I just went to Applebee's with Shannon for some half price appetizers after 9 where they were also playing some Applebee's Bingo. Instead of the regular bingo letters of B-I-N-G-O, Applebee's Bingo uses A-P-L-B-E.
Now, A and L do not rhyme with any of the other letters, but P, B, and E all rhyme with each other. To avoid confusion, it is common for a person to say, "B, B as in boy"...or some other word that starts with that letter. However, it does not make sense to use just any word that begins one of these letters.
During Applebee's Bingo, the person reading off the letter-number combinations said, "P, P as in Paul." So, what is wrong with this?? The speaker knows that she needs to distinguish between the letters P, B, and E...but I don't think she knows why. The "why" is because P, B, and E (pronounced Pee, Bee, and Eee) are all words that rhyme in each syllable. To distinguish P, she used the word "Paul", which rhymes with "Ball" (in all...one...syllables), which starts with B!! She ruled out E, but she still has the same problem she started with...two words that only differ when pronounced by a single consonant!
Minutes later, the speaker topped herself.

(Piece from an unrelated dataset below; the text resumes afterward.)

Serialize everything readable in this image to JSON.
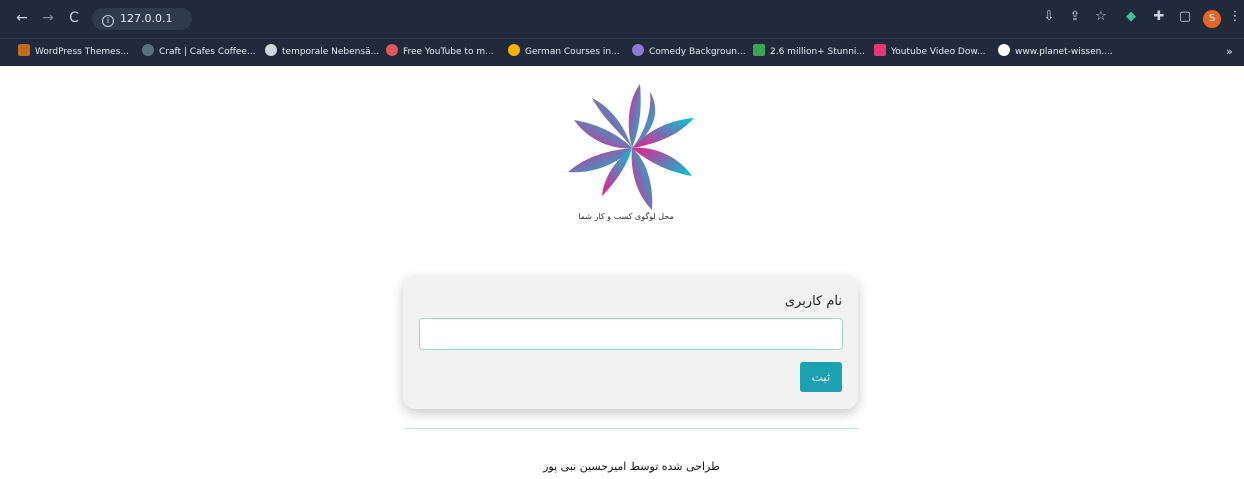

To distinguish B, she used the word "Butter", which rhymes with "Putter" (in all two syllables), which starts with P! Again, she ruled out E, but we still can't be sure if she said P or B. I thought that this one was pretty amazing because she was able to do this even though she used a two syllable word.
As a final word, I actually thought of that fact that "Putter" rhymes with "Butter" just after the speaker gave her "Paul" example. I thought, "Wow, I hope she doesn't say that one too." Well, I spoke (in my head) too soon.